History of science month continues with David Foster Wallace’s Everything and More: A Compact History of Infinity . Initially, I was a bit wary of this book — a math book written by a lit’ry post-modern, hip feller like Wallace has all the makings of bad pop science. You know the signs: the over-simplifications, the hyping of dubious fringe stuff, the emphasis of biography at the expense of subject matter.
Surprisingly (or not; I don’t really know much about Wallace), these pitfalls are largely avoided. Wallace writes as someone who gives a damn about math, is irritated by shallow and off-the-point A Beautiful Mind-esque portraits of mathematicians, and really wants to get across the essential issues and elegant theorems of mathematical infinity. He’s working with some handicaps, of course, most notably that the audience he’s writing to is going to a) have wildly different levels of mathematical background (the book putatively requires nothing more than high-school pre-calculus), which b) are almost always rather less than they need to be to really understand the technical bits he needs to talk about.
Pleasantly, Wallace is rather open in his pedagogical approach; he remarks frankly about the explanatory trade-offs he’s making, he admits when he’s lying to children, he tries to stuff in as much footnotical clarification and expansion as he can without totally disrupting the main text, and when it’s required, he’s not afraid to roll up his sleeves and slog through a thicket of equations.
I’m unsure as to how successful he is, though. I’m basically his ideal reader — with four or five semesters of college math, I’m well-educated enough to understand most of the background he needs me to understand, but not so well-educated that I’m bored by his low-level explanation of the subject. Despite this, I still got bogged down at the end, when he got to Cantor and the math got more technical. I read through it, and understood it on some superficial level, but I didn’t actually get it in the way that perhaps I should have gotten it.
Then again, I’m a bit of a lazy reader, when I’m reading for un-work-related pleasure, so I didn’t work my way through the proofs in detail until they clicked, which may be my fault as much as Wallace’s. Still, I suspect my reading style is going to be the one that most readers bring; a more studious approach is only going to be widely found where grades are involved, and often not even then.
Despite that problem, though, I did find the book fascinating up until it got to Cantor — the actual historical bits were great. Wallace traces the concept of infinity, the problems it presents, and the uses it enables, from the Greeks through the Middle Ages, to the development of calculus, and from there to the 19th century. If you’ve got a decent calculus background, almost all of it will be entirely comprehensible and lucid; and because infinity is such a narrowly-focused (yet broadly applicable) topic, Everything and More doesn’t feel like Yet Another Survey Text, either.
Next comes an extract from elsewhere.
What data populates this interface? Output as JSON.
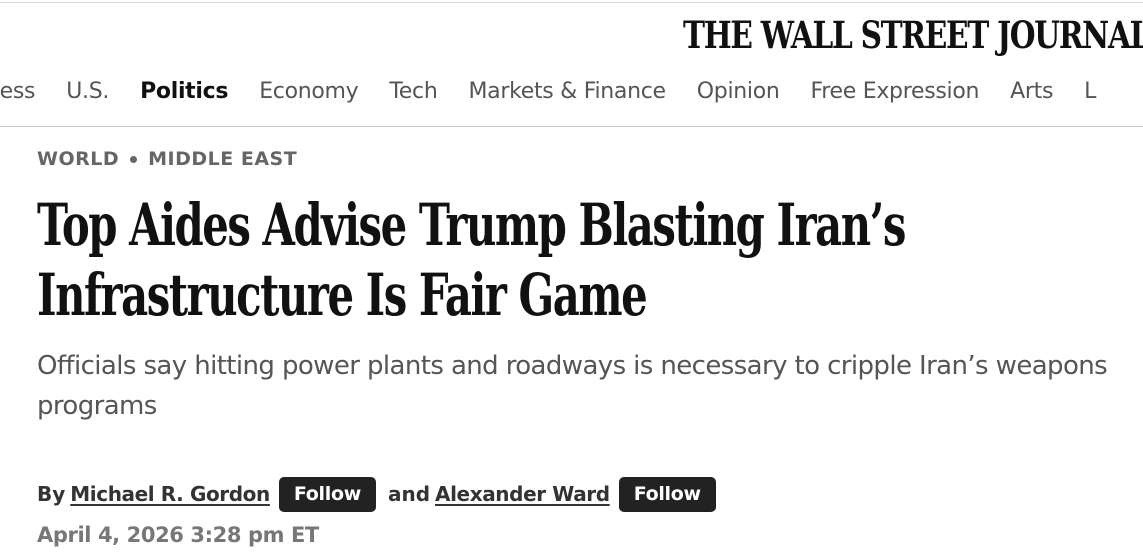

Its distinctness is only enhanced by Wallace’s narrative voice, which I find myself deeply fond of. He writes very much like Neal Stephenson (to the point where I have to work to remind myself that they’re not actually the same person — or are they? (No.)), which is a good thing, particularly when dealing with such a potentially-dry topic as mathematics; Thomas and Finney should take lessons.
I generally like to end my entries with a vague sort of read-it-or-not recommendation, but Everything and More is idiosyncratically different enough that I couldn’t possibly make any broad recommendation. I suppose I could address all my readers individually (Chad: I think you’d like it; Kate: I doubt it; Bruce: I think you already read it; Novak: give it a whirl; Trent: probably not; Nathan: fuck if I know), but there’s a chance that I have more than the half-dozen readers I could address one-by-one, so that option isn’t especially practical. So I’ll say generically, if you think you might like it, you probably would; if you know you wouldn’t, you certainly wouldn’t. There.